- **Task objective**
Match on the string "JSON" in the entries below and return every matching line.

─── Source records ───

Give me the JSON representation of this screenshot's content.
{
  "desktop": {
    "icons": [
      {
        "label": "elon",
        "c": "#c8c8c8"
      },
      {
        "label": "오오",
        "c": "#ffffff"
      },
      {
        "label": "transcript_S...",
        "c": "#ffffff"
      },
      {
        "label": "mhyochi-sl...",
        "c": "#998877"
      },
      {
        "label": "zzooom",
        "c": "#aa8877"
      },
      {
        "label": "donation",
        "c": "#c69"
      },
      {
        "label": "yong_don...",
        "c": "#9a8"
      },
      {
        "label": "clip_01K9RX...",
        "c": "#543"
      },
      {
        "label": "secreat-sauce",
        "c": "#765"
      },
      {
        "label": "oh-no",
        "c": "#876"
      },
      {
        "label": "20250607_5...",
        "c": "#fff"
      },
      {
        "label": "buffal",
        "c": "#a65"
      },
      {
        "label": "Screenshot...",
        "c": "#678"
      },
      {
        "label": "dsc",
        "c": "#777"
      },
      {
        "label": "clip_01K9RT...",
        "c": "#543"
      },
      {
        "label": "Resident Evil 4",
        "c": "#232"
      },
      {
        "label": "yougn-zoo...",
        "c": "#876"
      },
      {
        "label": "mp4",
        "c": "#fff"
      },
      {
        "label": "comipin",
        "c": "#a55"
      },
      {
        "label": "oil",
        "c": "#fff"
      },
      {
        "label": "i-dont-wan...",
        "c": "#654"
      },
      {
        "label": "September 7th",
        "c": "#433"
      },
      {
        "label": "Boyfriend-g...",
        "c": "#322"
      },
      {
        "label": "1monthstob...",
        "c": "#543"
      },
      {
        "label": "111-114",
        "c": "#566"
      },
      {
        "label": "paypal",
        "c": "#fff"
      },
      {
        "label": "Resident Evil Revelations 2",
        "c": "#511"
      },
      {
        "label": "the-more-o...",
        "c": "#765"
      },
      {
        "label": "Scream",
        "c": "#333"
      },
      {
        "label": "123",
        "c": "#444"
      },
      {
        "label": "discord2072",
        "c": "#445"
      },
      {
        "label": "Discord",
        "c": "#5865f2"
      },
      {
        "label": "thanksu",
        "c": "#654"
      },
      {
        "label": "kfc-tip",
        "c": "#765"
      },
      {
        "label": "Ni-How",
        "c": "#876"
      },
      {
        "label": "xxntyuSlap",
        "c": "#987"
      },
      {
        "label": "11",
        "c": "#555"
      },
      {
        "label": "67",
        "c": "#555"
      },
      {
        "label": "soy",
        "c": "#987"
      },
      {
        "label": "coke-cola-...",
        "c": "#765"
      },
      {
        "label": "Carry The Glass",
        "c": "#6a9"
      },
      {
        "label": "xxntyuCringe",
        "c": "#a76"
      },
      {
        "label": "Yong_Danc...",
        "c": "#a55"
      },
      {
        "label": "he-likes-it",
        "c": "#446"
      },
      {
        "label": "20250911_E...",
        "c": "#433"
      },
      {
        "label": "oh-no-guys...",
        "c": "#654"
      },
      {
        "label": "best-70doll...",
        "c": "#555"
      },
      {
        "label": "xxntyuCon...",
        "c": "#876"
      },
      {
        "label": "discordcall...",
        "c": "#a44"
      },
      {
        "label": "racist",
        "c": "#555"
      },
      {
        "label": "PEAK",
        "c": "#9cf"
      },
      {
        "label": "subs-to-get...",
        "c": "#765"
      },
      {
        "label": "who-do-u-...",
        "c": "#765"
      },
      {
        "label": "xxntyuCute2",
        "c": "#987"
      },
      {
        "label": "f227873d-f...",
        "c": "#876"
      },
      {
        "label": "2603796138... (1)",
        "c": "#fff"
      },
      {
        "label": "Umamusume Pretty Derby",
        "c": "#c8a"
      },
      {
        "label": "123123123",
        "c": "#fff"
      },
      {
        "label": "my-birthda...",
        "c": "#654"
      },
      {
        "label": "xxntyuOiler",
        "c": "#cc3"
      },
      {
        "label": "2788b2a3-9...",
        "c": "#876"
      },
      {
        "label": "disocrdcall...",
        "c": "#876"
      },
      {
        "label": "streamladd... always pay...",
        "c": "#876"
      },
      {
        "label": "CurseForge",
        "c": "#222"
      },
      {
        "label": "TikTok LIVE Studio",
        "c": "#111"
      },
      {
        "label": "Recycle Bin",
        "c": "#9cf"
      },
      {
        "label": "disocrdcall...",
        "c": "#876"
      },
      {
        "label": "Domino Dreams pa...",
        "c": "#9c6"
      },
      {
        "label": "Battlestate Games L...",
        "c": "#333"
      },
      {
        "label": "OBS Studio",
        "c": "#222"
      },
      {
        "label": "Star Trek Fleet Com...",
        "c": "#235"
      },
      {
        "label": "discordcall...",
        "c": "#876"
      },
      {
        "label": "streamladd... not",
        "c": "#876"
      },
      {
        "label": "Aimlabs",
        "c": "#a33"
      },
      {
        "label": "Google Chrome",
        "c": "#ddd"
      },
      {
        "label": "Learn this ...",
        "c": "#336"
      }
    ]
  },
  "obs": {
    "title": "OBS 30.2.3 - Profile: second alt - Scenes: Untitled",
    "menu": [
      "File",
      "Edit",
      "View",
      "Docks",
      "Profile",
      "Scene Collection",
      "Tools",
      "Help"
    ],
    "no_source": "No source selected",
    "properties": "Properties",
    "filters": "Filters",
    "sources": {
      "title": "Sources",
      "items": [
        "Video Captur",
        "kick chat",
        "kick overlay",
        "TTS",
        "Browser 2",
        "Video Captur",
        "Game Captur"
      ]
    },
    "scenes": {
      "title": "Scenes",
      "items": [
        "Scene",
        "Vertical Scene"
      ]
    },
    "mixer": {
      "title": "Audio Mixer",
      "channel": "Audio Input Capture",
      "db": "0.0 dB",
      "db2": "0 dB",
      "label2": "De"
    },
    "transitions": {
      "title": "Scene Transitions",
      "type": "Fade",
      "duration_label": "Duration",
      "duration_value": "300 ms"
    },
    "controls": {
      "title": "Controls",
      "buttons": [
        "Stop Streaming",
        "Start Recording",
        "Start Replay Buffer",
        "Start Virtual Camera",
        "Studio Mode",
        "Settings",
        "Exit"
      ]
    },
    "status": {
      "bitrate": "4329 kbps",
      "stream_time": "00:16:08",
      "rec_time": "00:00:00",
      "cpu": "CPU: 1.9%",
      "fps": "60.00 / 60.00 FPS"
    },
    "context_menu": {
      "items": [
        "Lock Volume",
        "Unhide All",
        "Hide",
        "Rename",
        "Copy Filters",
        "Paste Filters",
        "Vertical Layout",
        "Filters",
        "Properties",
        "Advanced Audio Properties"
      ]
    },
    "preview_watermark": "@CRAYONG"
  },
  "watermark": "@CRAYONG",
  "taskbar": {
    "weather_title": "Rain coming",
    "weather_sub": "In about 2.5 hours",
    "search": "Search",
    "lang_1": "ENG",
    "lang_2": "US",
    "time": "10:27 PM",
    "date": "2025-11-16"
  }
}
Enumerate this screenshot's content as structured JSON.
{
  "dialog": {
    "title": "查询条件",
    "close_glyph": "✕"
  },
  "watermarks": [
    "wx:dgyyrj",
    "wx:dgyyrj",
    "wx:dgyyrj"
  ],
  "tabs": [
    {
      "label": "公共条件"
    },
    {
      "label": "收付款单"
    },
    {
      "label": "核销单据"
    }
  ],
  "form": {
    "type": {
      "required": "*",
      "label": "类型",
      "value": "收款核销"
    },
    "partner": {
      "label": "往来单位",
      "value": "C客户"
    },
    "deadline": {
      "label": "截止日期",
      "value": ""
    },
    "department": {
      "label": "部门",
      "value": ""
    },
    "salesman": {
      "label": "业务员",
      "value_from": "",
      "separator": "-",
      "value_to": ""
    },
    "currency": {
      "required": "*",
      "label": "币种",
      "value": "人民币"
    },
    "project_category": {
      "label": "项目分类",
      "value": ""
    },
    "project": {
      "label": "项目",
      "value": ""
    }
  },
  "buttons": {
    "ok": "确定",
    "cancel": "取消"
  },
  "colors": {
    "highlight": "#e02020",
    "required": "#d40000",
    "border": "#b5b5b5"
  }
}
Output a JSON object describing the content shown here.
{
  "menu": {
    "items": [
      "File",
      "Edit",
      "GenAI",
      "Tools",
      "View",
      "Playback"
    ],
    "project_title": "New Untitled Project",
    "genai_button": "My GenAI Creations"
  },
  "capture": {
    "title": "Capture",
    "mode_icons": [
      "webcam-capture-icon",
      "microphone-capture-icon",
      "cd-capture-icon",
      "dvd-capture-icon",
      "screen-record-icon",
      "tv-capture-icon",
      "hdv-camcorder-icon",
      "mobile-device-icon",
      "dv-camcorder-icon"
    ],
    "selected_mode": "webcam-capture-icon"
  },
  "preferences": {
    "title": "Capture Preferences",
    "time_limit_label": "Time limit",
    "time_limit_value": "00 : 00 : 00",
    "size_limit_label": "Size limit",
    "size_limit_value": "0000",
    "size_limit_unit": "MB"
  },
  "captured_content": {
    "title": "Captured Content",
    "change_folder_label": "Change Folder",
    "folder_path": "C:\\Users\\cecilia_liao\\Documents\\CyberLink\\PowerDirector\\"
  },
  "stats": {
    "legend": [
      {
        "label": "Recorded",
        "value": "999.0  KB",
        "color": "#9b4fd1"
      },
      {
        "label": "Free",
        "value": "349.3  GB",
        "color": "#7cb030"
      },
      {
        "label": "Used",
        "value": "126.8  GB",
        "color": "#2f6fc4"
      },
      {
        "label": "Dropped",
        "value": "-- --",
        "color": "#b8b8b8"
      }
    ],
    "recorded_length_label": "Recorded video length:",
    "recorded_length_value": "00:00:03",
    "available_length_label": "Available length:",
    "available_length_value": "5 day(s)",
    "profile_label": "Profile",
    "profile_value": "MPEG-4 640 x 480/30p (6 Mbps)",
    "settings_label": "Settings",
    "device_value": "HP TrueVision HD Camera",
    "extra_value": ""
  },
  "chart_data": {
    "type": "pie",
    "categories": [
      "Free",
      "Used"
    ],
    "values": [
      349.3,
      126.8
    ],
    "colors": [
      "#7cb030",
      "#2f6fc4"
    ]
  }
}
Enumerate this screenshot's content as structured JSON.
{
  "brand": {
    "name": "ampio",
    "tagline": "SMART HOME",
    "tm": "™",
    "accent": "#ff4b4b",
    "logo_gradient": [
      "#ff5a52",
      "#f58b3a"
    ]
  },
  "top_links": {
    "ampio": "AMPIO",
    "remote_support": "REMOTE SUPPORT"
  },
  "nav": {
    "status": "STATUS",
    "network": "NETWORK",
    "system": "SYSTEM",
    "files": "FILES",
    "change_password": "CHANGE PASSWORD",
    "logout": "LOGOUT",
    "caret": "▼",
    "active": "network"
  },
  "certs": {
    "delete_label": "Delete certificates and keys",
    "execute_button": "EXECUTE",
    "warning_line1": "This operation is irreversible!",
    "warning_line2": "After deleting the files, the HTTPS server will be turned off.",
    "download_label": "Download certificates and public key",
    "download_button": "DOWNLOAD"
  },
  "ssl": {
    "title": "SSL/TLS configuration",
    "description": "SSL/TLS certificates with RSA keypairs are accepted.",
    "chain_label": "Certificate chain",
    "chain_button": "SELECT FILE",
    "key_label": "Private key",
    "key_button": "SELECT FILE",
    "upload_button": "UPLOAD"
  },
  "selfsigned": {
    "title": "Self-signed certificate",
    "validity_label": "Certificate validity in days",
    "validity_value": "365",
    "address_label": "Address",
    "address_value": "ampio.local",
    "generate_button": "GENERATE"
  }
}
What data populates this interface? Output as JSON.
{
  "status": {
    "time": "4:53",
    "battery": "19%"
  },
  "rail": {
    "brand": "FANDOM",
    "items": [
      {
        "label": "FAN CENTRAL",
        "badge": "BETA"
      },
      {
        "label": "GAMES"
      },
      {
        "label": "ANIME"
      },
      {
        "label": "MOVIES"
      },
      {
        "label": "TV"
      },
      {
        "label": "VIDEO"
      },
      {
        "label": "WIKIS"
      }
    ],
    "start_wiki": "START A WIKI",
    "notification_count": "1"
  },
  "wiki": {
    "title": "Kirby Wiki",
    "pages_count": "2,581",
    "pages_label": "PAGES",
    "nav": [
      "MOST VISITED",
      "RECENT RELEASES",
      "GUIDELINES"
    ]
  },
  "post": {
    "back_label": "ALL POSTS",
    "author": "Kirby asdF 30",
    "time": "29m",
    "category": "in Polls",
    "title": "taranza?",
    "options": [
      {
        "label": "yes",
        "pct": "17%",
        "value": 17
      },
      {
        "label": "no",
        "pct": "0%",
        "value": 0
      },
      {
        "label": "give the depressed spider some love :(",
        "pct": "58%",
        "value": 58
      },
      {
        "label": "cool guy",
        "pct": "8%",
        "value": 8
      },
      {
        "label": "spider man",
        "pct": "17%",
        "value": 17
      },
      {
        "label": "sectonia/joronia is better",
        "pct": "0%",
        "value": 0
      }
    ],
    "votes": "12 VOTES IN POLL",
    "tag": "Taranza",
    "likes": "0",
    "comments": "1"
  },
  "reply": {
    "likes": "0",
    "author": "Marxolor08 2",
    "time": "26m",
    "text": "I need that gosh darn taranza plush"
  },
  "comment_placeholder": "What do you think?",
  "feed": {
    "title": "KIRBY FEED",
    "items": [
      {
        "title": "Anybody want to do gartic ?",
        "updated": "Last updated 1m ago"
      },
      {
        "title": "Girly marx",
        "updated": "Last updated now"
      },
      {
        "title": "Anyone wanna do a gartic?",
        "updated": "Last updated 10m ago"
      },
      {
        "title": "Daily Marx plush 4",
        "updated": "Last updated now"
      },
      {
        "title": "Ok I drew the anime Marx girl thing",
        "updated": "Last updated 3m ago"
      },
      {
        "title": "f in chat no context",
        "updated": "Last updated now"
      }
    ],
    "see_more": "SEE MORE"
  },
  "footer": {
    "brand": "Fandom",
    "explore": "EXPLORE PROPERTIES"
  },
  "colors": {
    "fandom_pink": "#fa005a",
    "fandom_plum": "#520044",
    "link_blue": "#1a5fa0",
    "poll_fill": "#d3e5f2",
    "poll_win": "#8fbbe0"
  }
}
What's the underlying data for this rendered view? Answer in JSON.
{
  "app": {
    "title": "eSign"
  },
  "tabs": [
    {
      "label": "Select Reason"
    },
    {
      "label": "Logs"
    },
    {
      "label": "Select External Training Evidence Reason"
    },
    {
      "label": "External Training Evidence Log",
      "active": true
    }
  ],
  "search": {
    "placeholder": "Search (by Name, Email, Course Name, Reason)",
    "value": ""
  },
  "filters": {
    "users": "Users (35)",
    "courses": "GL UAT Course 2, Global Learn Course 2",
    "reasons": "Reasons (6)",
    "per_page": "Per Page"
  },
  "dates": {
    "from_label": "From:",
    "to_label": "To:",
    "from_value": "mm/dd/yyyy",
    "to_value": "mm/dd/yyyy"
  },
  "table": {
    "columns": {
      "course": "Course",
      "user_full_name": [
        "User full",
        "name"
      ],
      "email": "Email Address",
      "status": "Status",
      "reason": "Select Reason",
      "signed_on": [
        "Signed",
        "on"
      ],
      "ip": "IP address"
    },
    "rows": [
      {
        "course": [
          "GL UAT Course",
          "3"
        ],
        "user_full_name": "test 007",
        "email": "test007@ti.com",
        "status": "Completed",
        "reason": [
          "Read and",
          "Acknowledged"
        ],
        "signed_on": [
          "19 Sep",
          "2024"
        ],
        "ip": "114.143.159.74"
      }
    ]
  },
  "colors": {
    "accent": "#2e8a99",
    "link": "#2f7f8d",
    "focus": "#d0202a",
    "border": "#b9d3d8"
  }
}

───

- **Solution**
Give me the JSON representation of this screenshot's content.
Enumerate this screenshot's content as structured JSON.
Output a JSON object describing the content shown here.
Enumerate this screenshot's content as structured JSON.
What data populates this interface? Output as JSON.
What's the underlying data for this rendered view? Answer in JSON.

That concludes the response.